• [WORK INSTRUCTIONS]: An exact copy of all the data, minus the images, is required.

• [GIVEN INFORMATION]:
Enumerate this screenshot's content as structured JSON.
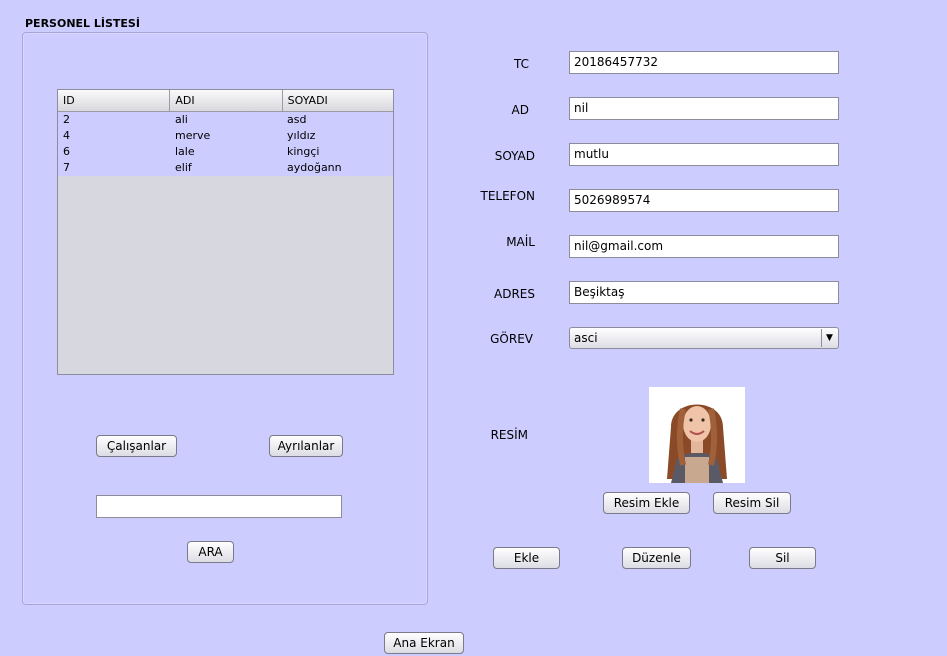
{
  "left_panel": {
    "title": "PERSONEL LİSTESİ",
    "table": {
      "headers": [
        "ID",
        "ADI",
        "SOYADI"
      ],
      "rows": [
        [
          "2",
          "ali",
          "asd"
        ],
        [
          "4",
          "merve",
          "yıldız"
        ],
        [
          "6",
          "lale",
          "kingçi"
        ],
        [
          "7",
          "elif",
          "aydoğann"
        ]
      ]
    },
    "buttons": {
      "calisanlar": "Çalışanlar",
      "ayrilanlar": "Ayrılanlar",
      "ara": "ARA"
    },
    "search_value": ""
  },
  "form": {
    "tc_label": "TC",
    "tc_value": "20186457732",
    "ad_label": "AD",
    "ad_value": "nil",
    "soyad_label": "SOYAD",
    "soyad_value": "mutlu",
    "telefon_label": "TELEFON",
    "telefon_value": "5026989574",
    "mail_label": "MAİL",
    "mail_value": "nil@gmail.com",
    "adres_label": "ADRES",
    "adres_value": "Beşiktaş",
    "gorev_label": "GÖREV",
    "gorev_value": "asci",
    "resim_label": "RESİM"
  },
  "photo_buttons": {
    "resim_ekle": "Resim Ekle",
    "resim_sil": "Resim Sil"
  },
  "actions": {
    "ekle": "Ekle",
    "duzenle": "Düzenle",
    "sil": "Sil"
  },
  "footer": {
    "ana_ekran": "Ana Ekran"
  },
  "colors": {
    "background": "#ccccff",
    "table_empty": "#d7d8df"
  }
}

• [TASK OUTPUT]:
Enumerate this screenshot's content as structured JSON.
{
  "left_panel": {
    "title": "PERSONEL LİSTESİ",
    "table": {
      "headers": [
        "ID",
        "ADI",
        "SOYADI"
      ],
      "rows": [
        [
          "2",
          "ali",
          "asd"
        ],
        [
          "4",
          "merve",
          "yıldız"
        ],
        [
          "6",
          "lale",
          "kingçi"
        ],
        [
          "7",
          "elif",
          "aydoğann"
        ]
      ]
    },
    "buttons": {
      "calisanlar": "Çalışanlar",
      "ayrilanlar": "Ayrılanlar",
      "ara": "ARA"
    },
    "search_value": ""
  },
  "form": {
    "tc_label": "TC",
    "tc_value": "20186457732",
    "ad_label": "AD",
    "ad_value": "nil",
    "soyad_label": "SOYAD",
    "soyad_value": "mutlu",
    "telefon_label": "TELEFON",
    "telefon_value": "5026989574",
    "mail_label": "MAİL",
    "mail_value": "nil@gmail.com",
    "adres_label": "ADRES",
    "adres_value": "Beşiktaş",
    "gorev_label": "GÖREV",
    "gorev_value": "asci",
    "resim_label": "RESİM"
  },
  "photo_buttons": {
    "resim_ekle": "Resim Ekle",
    "resim_sil": "Resim Sil"
  },
  "actions": {
    "ekle": "Ekle",
    "duzenle": "Düzenle",
    "sil": "Sil"
  },
  "footer": {
    "ana_ekran": "Ana Ekran"
  },
  "colors": {
    "background": "#ccccff",
    "table_empty": "#d7d8df"
  }
}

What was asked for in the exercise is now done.